On Saturday evening, the Conservative Party of Canada chose a new leader in what turned out to be -- rather surprisingly -- a nail-biter. Andrew Scheer took 51 per cent of the points, to Quebec MP Maxime Bernier's 49.
This is not the first time Andrew Scheer has delivered a political surprise. In 2004, he triumphed in the federal riding of Regina-Qu'Appelle, defeating the longest-serving member of the House of Commons at the time, Lorne Nystrom of the NDP. Then, he became the youngest person in the country to serve as Speaker of the House of Commons.
Most bets were on Mr. Bernier, a libertarian whose views are not popular across the party. But Mr. Scheer, who is fluently bilingual, had more caucus support in Quebec than Mr. Bernier.
He sold himself as the "compromise candidate," with a commitment to keep Conservatives united.

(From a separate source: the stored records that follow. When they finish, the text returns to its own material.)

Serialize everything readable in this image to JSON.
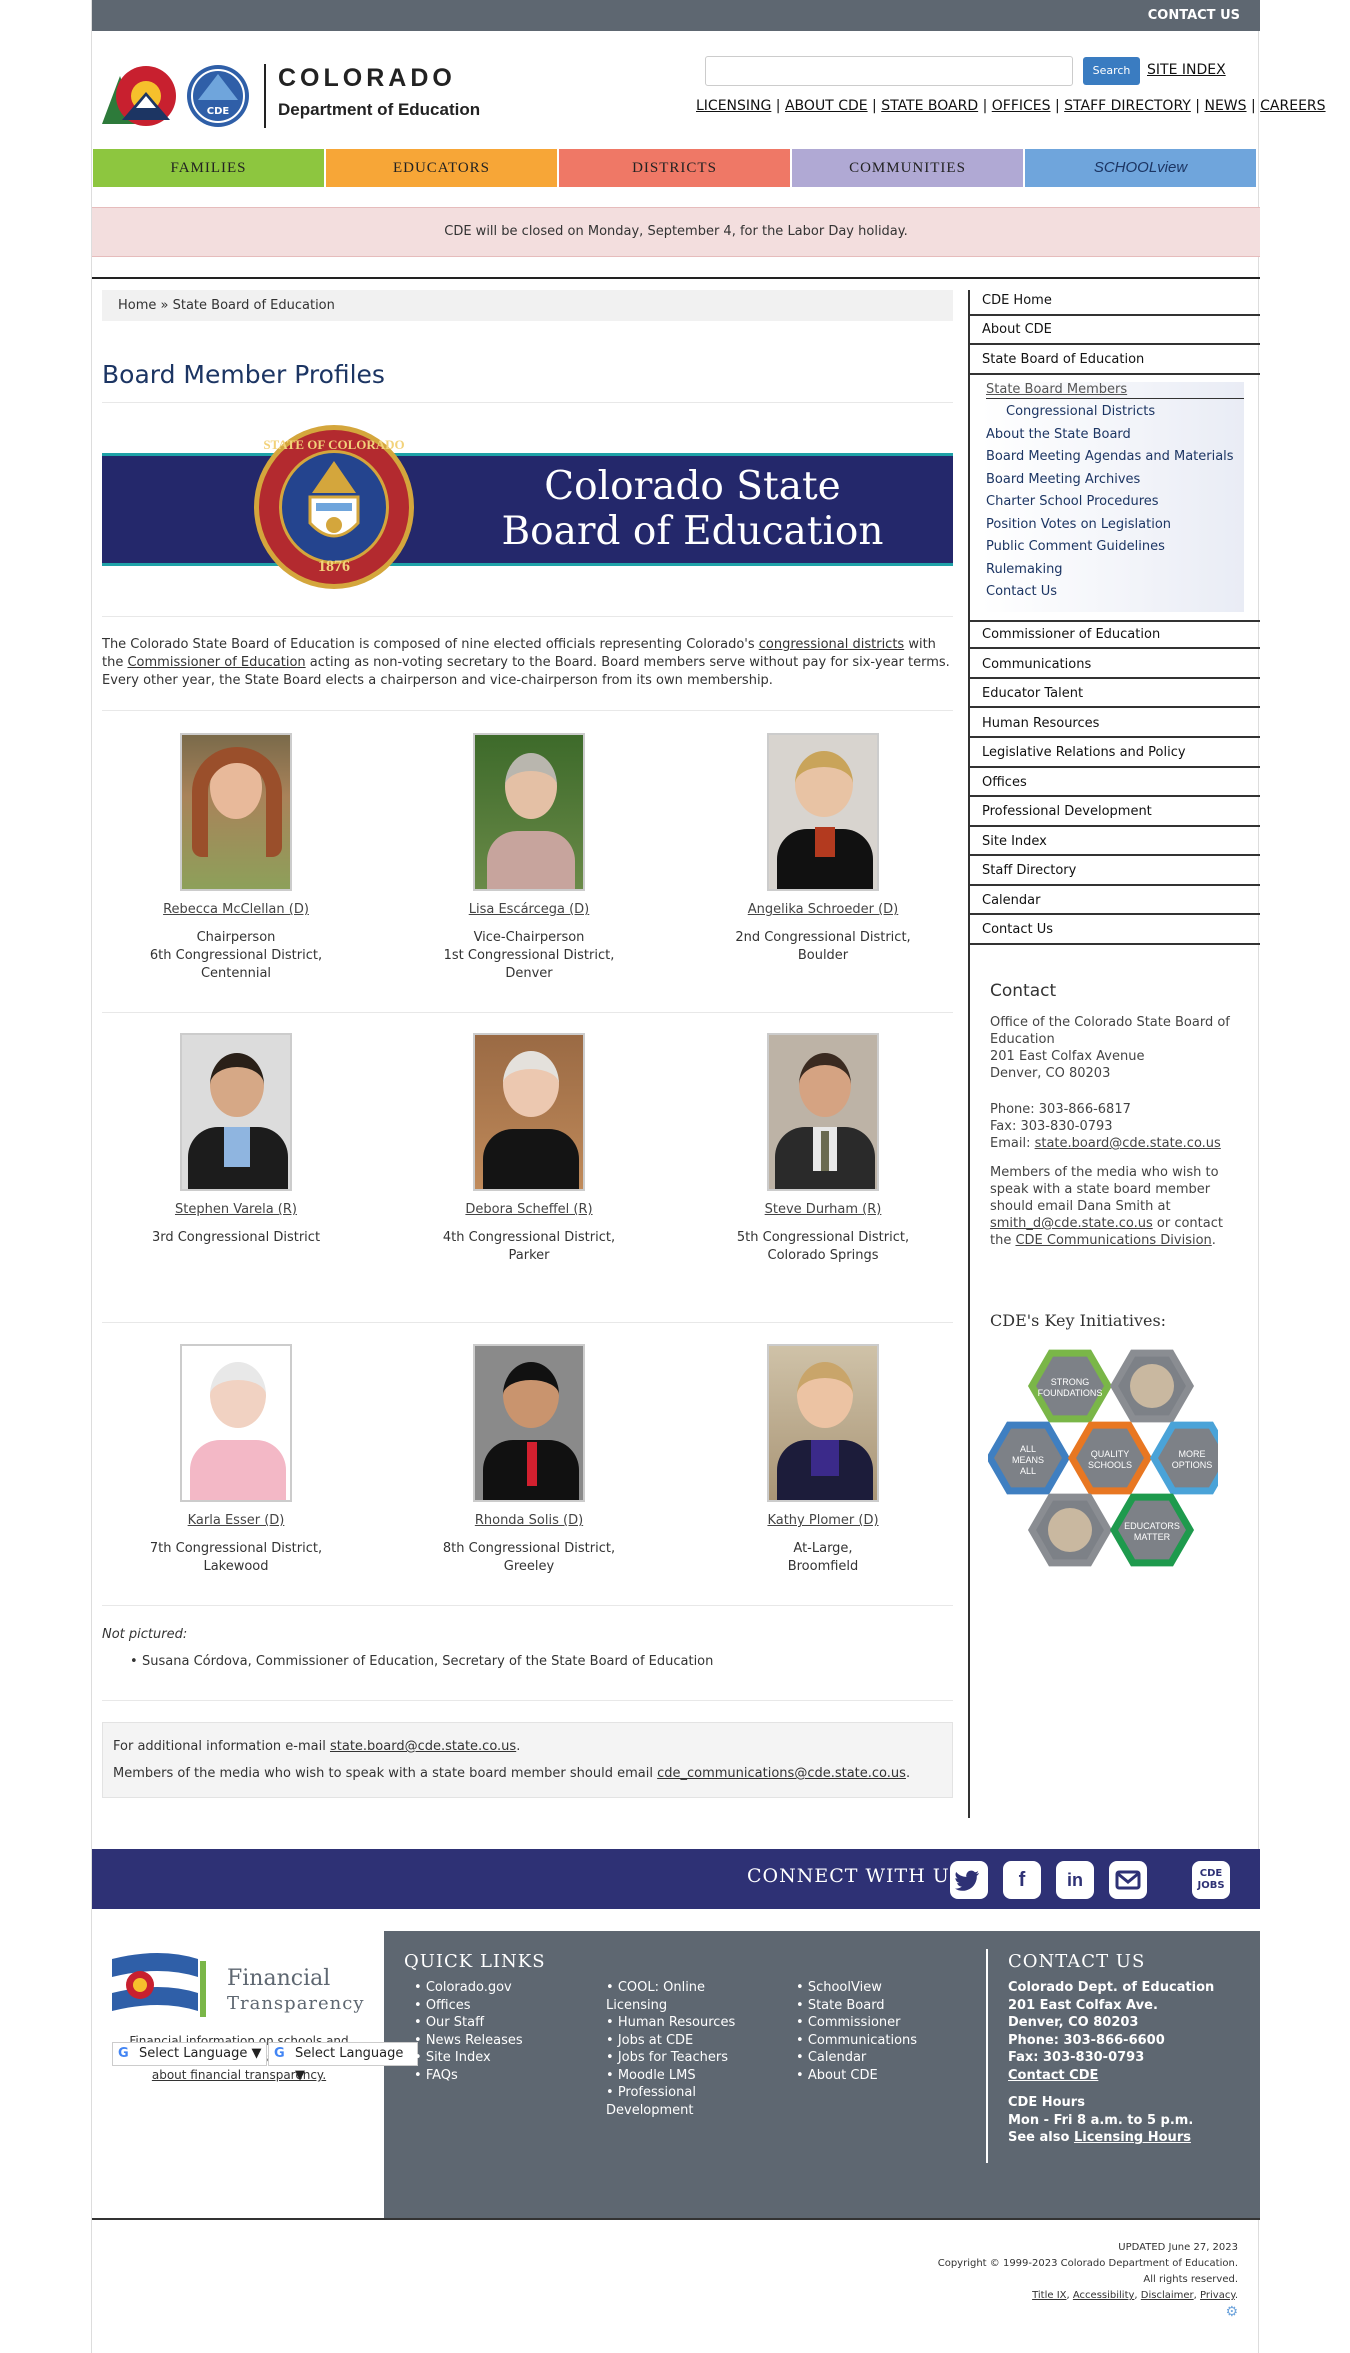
{
  "header": {
    "contact_us": "CONTACT US",
    "logo_title": "COLORADO",
    "logo_subtitle": "Department of Education",
    "logo_badge": "CDE",
    "search_placeholder": "",
    "search_button": "Search",
    "site_index": "SITE INDEX",
    "top_links": [
      "LICENSING",
      "ABOUT CDE",
      "STATE BOARD",
      "OFFICES",
      "STAFF DIRECTORY",
      "NEWS",
      "CAREERS"
    ]
  },
  "nav": {
    "items": [
      {
        "label": "FAMILIES",
        "color": "#8dc63f"
      },
      {
        "label": "EDUCATORS",
        "color": "#f7a637"
      },
      {
        "label": "DISTRICTS",
        "color": "#ef7866"
      },
      {
        "label": "COMMUNITIES",
        "color": "#b0a9d4"
      },
      {
        "label": "SCHOOLview",
        "color": "#6fa5dc"
      }
    ]
  },
  "alert": "CDE will be closed on Monday, September 4, for the Labor Day holiday.",
  "breadcrumb": "Home » State Board of Education",
  "page_title": "Board Member Profiles",
  "banner": {
    "line1": "Colorado State",
    "line2": "Board of Education",
    "seal_top": "STATE OF COLORADO",
    "seal_year": "1876"
  },
  "intro": {
    "part1": "The Colorado State Board of Education is composed of nine elected officials representing Colorado's ",
    "link1": "congressional districts",
    "part2": " with the ",
    "link2": "Commissioner of Education",
    "part3": " acting as non-voting secretary to the Board. Board members serve without pay for six-year terms. Every other year, the State Board elects a chairperson and vice-chairperson from its own membership."
  },
  "members": [
    {
      "name": "Rebecca McClellan (D)",
      "role": "Chairperson",
      "district": "6th Congressional District,",
      "city": "Centennial"
    },
    {
      "name": "Lisa Escárcega (D)",
      "role": "Vice-Chairperson",
      "district": "1st Congressional District,",
      "city": "Denver"
    },
    {
      "name": "Angelika Schroeder (D)",
      "role": "",
      "district": "2nd Congressional District,",
      "city": "Boulder"
    },
    {
      "name": "Stephen Varela (R)",
      "role": "",
      "district": "3rd Congressional District",
      "city": ""
    },
    {
      "name": "Debora Scheffel (R)",
      "role": "",
      "district": "4th Congressional District,",
      "city": "Parker"
    },
    {
      "name": "Steve Durham (R)",
      "role": "",
      "district": "5th Congressional District,",
      "city": "Colorado Springs"
    },
    {
      "name": "Karla Esser (D)",
      "role": "",
      "district": "7th Congressional District,",
      "city": "Lakewood"
    },
    {
      "name": "Rhonda Solis (D)",
      "role": "",
      "district": "8th Congressional District,",
      "city": "Greeley"
    },
    {
      "name": "Kathy Plomer (D)",
      "role": "",
      "district": "At-Large,",
      "city": "Broomfield"
    }
  ],
  "not_pictured": {
    "label": "Not pictured:",
    "item": "Susana Córdova, Commissioner of Education, Secretary of the State Board of Education"
  },
  "info": {
    "line1_pre": "For additional information e-mail ",
    "line1_email": "state.board@cde.state.co.us",
    "line1_post": ".",
    "line2_pre": "Members of the media who wish to speak with a state board member should email ",
    "line2_email": "cde_communications@cde.state.co.us",
    "line2_post": "."
  },
  "sidebar": {
    "top": [
      "CDE Home",
      "About CDE",
      "State Board of Education"
    ],
    "sub": [
      "State Board Members",
      "Congressional Districts",
      "About the State Board",
      "Board Meeting Agendas and Materials",
      "Board Meeting Archives",
      "Charter School Procedures",
      "Position Votes on Legislation",
      "Public Comment Guidelines",
      "Rulemaking",
      "Contact Us"
    ],
    "bottom": [
      "Commissioner of Education",
      "Communications",
      "Educator Talent",
      "Human Resources",
      "Legislative Relations and Policy",
      "Offices",
      "Professional Development",
      "Site Index",
      "Staff Directory",
      "Calendar",
      "Contact Us"
    ]
  },
  "contact": {
    "title": "Contact",
    "office": "Office of the Colorado State Board of Education",
    "street": "201 East Colfax Avenue",
    "city": "Denver, CO 80203",
    "phone": "Phone: 303-866-6817",
    "fax": "Fax: 303-830-0793",
    "email_label": "Email: ",
    "email": "state.board@cde.state.co.us",
    "media_pre": "Members of the media who wish to speak with a state board member should email Dana Smith at ",
    "media_email": "smith_d@cde.state.co.us",
    "media_mid": " or contact the ",
    "media_link": "CDE Communications Division",
    "media_post": "."
  },
  "initiatives": {
    "title": "CDE's Key Initiatives:",
    "hexes": [
      {
        "label": "STRONG FOUNDATIONS",
        "color": "#7ab648"
      },
      {
        "label": "",
        "color": "#8a8d92"
      },
      {
        "label": "ALL MEANS ALL",
        "color": "#3f7fc1"
      },
      {
        "label": "QUALITY SCHOOLS",
        "color": "#e87722"
      },
      {
        "label": "MORE OPTIONS",
        "color": "#4aa3d8"
      },
      {
        "label": "",
        "color": "#8a8d92"
      },
      {
        "label": "EDUCATORS MATTER",
        "color": "#1e9a4d"
      }
    ]
  },
  "connect": {
    "label": "CONNECT WITH US",
    "icons": [
      "twitter-icon",
      "facebook-icon",
      "linkedin-icon",
      "email-icon",
      "cde-jobs-icon"
    ],
    "jobs_text": "CDE JOBS"
  },
  "footer": {
    "ft_title": "Financial",
    "ft_sub": "Transparency",
    "ft_desc_pre": "Financial information on schools and districts throughout Colorado. ",
    "ft_desc_link": "Learn more about financial transparency.",
    "select_language": "Select Language",
    "quick_links_title": "QUICK LINKS",
    "col1": [
      "Colorado.gov",
      "Offices",
      "Our Staff",
      "News Releases",
      "Site Index",
      "FAQs"
    ],
    "col2": [
      "COOL: Online Licensing",
      "Human Resources",
      "Jobs at CDE",
      "Jobs for Teachers",
      "Moodle LMS",
      "Professional Development"
    ],
    "col3": [
      "SchoolView",
      "State Board",
      "Commissioner",
      "Communications",
      "Calendar",
      "About CDE"
    ],
    "contact_title": "CONTACT US",
    "contact_lines": [
      "Colorado Dept. of Education",
      "201 East Colfax Ave.",
      "Denver, CO 80203",
      "Phone: 303-866-6600",
      "Fax: 303-830-0793"
    ],
    "contact_link": "Contact CDE",
    "hours_title": "CDE Hours",
    "hours": "Mon - Fri 8 a.m. to 5 p.m.",
    "see_also": "See also ",
    "licensing_hours": "Licensing Hours"
  },
  "bottom": {
    "updated": "UPDATED June 27, 2023",
    "copyright": "Copyright © 1999-2023 Colorado Department of Education.",
    "rights": "All rights reserved.",
    "links": [
      "Title IX",
      "Accessibility",
      "Disclaimer",
      "Privacy"
    ]
  }
}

Globe and Mail columnist John Ibbitson spoke to Michael about the unusual method of voting and vote-counting, and about what we can expect from Andrew Scheer. Ibbitson is a political writer and columnist at The Globe and Mail and the author of a biography of former Prime Minister Stephen Harper.